%%
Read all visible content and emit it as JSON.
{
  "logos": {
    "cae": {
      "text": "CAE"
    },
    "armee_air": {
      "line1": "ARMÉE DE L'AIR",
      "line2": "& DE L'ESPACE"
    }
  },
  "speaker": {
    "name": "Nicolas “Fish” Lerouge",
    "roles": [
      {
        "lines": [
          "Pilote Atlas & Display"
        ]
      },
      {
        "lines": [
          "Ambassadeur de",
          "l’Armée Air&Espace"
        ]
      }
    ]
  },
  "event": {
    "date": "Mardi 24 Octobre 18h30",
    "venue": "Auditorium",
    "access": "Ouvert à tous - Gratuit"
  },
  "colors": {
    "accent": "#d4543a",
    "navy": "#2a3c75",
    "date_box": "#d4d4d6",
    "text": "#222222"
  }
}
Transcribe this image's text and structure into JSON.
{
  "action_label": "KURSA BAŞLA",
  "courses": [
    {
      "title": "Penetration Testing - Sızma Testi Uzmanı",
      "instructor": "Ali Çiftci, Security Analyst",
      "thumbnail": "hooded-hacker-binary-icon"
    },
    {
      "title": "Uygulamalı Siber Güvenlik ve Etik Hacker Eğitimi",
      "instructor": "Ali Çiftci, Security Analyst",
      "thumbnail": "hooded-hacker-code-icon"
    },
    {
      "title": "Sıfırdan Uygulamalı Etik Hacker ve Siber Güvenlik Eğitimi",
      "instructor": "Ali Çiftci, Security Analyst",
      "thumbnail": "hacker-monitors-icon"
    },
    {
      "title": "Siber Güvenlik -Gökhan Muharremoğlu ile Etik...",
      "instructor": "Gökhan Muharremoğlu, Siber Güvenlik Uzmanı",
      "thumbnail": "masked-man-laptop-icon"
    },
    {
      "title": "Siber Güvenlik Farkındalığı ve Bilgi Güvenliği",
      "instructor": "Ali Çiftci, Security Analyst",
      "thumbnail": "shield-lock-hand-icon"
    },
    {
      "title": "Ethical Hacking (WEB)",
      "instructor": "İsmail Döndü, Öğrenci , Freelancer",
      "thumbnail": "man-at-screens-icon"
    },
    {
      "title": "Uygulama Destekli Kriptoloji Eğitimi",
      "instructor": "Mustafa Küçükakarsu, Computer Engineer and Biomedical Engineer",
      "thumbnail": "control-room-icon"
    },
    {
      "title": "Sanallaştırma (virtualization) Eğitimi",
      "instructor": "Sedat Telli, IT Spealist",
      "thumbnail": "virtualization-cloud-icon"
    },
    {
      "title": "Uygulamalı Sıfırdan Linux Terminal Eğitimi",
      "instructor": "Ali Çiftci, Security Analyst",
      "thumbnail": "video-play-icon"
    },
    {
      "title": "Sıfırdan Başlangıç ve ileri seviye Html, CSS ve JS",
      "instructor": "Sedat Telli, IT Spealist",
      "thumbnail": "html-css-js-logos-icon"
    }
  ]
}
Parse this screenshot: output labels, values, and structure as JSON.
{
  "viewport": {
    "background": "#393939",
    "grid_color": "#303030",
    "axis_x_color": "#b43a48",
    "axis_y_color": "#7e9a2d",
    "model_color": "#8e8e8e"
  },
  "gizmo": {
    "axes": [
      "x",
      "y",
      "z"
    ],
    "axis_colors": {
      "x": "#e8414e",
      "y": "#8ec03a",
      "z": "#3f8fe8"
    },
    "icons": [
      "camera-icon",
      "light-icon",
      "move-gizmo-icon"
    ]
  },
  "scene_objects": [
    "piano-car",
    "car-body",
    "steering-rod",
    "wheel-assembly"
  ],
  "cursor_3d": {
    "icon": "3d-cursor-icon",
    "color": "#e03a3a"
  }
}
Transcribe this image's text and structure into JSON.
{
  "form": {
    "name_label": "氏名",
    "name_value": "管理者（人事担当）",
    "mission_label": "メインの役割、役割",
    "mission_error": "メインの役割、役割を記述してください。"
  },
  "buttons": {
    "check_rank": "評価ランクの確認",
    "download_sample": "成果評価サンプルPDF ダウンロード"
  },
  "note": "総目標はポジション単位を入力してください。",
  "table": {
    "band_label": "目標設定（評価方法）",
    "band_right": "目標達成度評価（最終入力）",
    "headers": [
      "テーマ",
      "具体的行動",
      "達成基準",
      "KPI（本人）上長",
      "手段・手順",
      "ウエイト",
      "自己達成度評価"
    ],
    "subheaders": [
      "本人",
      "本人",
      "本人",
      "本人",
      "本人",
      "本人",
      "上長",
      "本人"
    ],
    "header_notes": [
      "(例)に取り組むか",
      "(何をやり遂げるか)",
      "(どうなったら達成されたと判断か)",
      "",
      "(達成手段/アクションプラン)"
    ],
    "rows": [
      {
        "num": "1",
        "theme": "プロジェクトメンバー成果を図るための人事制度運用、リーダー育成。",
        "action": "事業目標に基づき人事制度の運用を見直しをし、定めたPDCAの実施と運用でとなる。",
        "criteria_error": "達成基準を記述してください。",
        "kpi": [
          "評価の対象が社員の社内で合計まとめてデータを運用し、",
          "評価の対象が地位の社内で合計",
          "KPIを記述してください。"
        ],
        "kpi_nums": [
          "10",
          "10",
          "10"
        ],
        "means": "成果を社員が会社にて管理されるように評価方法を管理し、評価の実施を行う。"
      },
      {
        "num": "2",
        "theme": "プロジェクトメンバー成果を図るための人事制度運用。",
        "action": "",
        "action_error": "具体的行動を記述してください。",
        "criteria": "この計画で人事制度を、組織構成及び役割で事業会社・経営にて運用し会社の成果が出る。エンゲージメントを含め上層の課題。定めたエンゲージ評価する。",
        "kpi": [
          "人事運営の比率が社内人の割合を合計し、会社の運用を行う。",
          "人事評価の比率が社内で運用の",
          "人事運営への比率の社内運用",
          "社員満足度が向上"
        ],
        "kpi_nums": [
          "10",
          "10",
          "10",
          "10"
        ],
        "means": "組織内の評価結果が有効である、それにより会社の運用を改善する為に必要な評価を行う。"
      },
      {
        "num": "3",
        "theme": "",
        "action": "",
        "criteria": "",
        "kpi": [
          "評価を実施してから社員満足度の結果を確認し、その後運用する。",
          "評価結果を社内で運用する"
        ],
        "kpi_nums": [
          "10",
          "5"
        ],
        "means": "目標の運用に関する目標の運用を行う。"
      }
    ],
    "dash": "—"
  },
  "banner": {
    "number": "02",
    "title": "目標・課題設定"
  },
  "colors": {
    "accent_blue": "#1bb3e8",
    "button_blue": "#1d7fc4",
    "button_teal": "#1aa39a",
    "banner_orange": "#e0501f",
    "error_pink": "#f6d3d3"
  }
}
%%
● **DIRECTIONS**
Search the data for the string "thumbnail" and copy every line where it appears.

● **RESULT**
      "thumbnail": "hooded-hacker-binary-icon"
      "thumbnail": "hooded-hacker-code-icon"
      "thumbnail": "hacker-monitors-icon"
      "thumbnail": "masked-man-laptop-icon"
      "thumbnail": "shield-lock-hand-icon"
      "thumbnail": "man-at-screens-icon"
      "thumbnail": "control-room-icon"
      "thumbnail": "virtualization-cloud-icon"
      "thumbnail": "video-play-icon"
      "thumbnail": "html-css-js-logos-icon"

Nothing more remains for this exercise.